*** Opening Exercise data ***
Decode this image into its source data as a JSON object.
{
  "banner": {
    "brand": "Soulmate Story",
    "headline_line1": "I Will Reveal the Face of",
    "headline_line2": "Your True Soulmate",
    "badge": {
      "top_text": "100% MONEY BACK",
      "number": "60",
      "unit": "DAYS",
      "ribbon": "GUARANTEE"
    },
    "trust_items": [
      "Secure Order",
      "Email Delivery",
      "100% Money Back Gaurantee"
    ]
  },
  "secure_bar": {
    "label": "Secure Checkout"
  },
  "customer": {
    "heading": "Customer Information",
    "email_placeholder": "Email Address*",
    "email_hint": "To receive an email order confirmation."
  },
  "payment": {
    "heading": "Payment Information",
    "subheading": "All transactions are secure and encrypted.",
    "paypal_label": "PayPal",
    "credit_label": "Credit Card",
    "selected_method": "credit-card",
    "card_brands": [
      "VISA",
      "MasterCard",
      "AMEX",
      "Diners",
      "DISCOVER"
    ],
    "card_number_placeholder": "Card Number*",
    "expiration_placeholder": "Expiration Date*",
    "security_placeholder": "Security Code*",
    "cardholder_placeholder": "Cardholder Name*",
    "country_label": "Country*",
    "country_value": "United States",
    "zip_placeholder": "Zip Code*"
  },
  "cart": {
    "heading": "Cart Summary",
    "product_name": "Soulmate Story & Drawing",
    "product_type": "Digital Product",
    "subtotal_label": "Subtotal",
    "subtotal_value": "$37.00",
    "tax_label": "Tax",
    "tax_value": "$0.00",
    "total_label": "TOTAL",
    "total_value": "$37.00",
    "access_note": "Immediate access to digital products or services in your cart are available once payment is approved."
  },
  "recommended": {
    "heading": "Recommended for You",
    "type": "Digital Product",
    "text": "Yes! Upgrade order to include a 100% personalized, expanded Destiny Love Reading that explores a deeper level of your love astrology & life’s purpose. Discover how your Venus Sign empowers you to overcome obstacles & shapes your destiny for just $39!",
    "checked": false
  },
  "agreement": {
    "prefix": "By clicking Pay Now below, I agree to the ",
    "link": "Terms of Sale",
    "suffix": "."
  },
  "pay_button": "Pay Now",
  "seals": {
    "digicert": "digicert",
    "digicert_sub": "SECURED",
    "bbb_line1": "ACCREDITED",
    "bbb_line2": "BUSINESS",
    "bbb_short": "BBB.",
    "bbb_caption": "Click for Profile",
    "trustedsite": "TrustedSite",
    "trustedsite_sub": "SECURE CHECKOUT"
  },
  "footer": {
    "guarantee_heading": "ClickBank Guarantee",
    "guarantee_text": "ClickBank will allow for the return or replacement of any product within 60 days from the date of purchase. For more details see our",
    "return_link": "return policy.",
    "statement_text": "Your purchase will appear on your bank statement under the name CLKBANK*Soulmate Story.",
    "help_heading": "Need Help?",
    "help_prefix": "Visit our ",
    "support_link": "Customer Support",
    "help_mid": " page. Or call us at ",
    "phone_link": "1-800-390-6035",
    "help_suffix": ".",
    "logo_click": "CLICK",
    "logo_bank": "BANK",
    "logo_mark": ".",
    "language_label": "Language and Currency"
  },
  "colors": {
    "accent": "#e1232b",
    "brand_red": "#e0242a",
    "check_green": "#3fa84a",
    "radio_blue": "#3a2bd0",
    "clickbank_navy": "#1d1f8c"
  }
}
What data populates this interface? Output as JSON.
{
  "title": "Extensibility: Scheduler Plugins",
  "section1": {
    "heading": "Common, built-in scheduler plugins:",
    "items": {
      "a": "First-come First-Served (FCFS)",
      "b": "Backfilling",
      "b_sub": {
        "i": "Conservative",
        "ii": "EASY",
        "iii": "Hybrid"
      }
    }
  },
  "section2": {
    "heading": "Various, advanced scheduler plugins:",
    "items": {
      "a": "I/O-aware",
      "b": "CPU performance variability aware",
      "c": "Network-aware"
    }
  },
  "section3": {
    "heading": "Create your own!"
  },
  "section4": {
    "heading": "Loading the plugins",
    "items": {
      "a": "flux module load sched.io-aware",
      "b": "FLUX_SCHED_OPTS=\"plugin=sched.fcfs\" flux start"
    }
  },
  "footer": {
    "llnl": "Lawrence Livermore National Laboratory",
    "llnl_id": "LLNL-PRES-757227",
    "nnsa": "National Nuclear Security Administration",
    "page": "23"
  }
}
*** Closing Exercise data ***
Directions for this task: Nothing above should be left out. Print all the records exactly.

Response box:
Decode this image into its source data as a JSON object.
{
  "banner": {
    "brand": "Soulmate Story",
    "headline_line1": "I Will Reveal the Face of",
    "headline_line2": "Your True Soulmate",
    "badge": {
      "top_text": "100% MONEY BACK",
      "number": "60",
      "unit": "DAYS",
      "ribbon": "GUARANTEE"
    },
    "trust_items": [
      "Secure Order",
      "Email Delivery",
      "100% Money Back Gaurantee"
    ]
  },
  "secure_bar": {
    "label": "Secure Checkout"
  },
  "customer": {
    "heading": "Customer Information",
    "email_placeholder": "Email Address*",
    "email_hint": "To receive an email order confirmation."
  },
  "payment": {
    "heading": "Payment Information",
    "subheading": "All transactions are secure and encrypted.",
    "paypal_label": "PayPal",
    "credit_label": "Credit Card",
    "selected_method": "credit-card",
    "card_brands": [
      "VISA",
      "MasterCard",
      "AMEX",
      "Diners",
      "DISCOVER"
    ],
    "card_number_placeholder": "Card Number*",
    "expiration_placeholder": "Expiration Date*",
    "security_placeholder": "Security Code*",
    "cardholder_placeholder": "Cardholder Name*",
    "country_label": "Country*",
    "country_value": "United States",
    "zip_placeholder": "Zip Code*"
  },
  "cart": {
    "heading": "Cart Summary",
    "product_name": "Soulmate Story & Drawing",
    "product_type": "Digital Product",
    "subtotal_label": "Subtotal",
    "subtotal_value": "$37.00",
    "tax_label": "Tax",
    "tax_value": "$0.00",
    "total_label": "TOTAL",
    "total_value": "$37.00",
    "access_note": "Immediate access to digital products or services in your cart are available once payment is approved."
  },
  "recommended": {
    "heading": "Recommended for You",
    "type": "Digital Product",
    "text": "Yes! Upgrade order to include a 100% personalized, expanded Destiny Love Reading that explores a deeper level of your love astrology & life’s purpose. Discover how your Venus Sign empowers you to overcome obstacles & shapes your destiny for just $39!",
    "checked": false
  },
  "agreement": {
    "prefix": "By clicking Pay Now below, I agree to the ",
    "link": "Terms of Sale",
    "suffix": "."
  },
  "pay_button": "Pay Now",
  "seals": {
    "digicert": "digicert",
    "digicert_sub": "SECURED",
    "bbb_line1": "ACCREDITED",
    "bbb_line2": "BUSINESS",
    "bbb_short": "BBB.",
    "bbb_caption": "Click for Profile",
    "trustedsite": "TrustedSite",
    "trustedsite_sub": "SECURE CHECKOUT"
  },
  "footer": {
    "guarantee_heading": "ClickBank Guarantee",
    "guarantee_text": "ClickBank will allow for the return or replacement of any product within 60 days from the date of purchase. For more details see our",
    "return_link": "return policy.",
    "statement_text": "Your purchase will appear on your bank statement under the name CLKBANK*Soulmate Story.",
    "help_heading": "Need Help?",
    "help_prefix": "Visit our ",
    "support_link": "Customer Support",
    "help_mid": " page. Or call us at ",
    "phone_link": "1-800-390-6035",
    "help_suffix": ".",
    "logo_click": "CLICK",
    "logo_bank": "BANK",
    "logo_mark": ".",
    "language_label": "Language and Currency"
  },
  "colors": {
    "accent": "#e1232b",
    "brand_red": "#e0242a",
    "check_green": "#3fa84a",
    "radio_blue": "#3a2bd0",
    "clickbank_navy": "#1d1f8c"
  }
}
What data populates this interface? Output as JSON.
{
  "title": "Extensibility: Scheduler Plugins",
  "section1": {
    "heading": "Common, built-in scheduler plugins:",
    "items": {
      "a": "First-come First-Served (FCFS)",
      "b": "Backfilling",
      "b_sub": {
        "i": "Conservative",
        "ii": "EASY",
        "iii": "Hybrid"
      }
    }
  },
  "section2": {
    "heading": "Various, advanced scheduler plugins:",
    "items": {
      "a": "I/O-aware",
      "b": "CPU performance variability aware",
      "c": "Network-aware"
    }
  },
  "section3": {
    "heading": "Create your own!"
  },
  "section4": {
    "heading": "Loading the plugins",
    "items": {
      "a": "flux module load sched.io-aware",
      "b": "FLUX_SCHED_OPTS=\"plugin=sched.fcfs\" flux start"
    }
  },
  "footer": {
    "llnl": "Lawrence Livermore National Laboratory",
    "llnl_id": "LLNL-PRES-757227",
    "nnsa": "National Nuclear Security Administration",
    "page": "23"
  }
}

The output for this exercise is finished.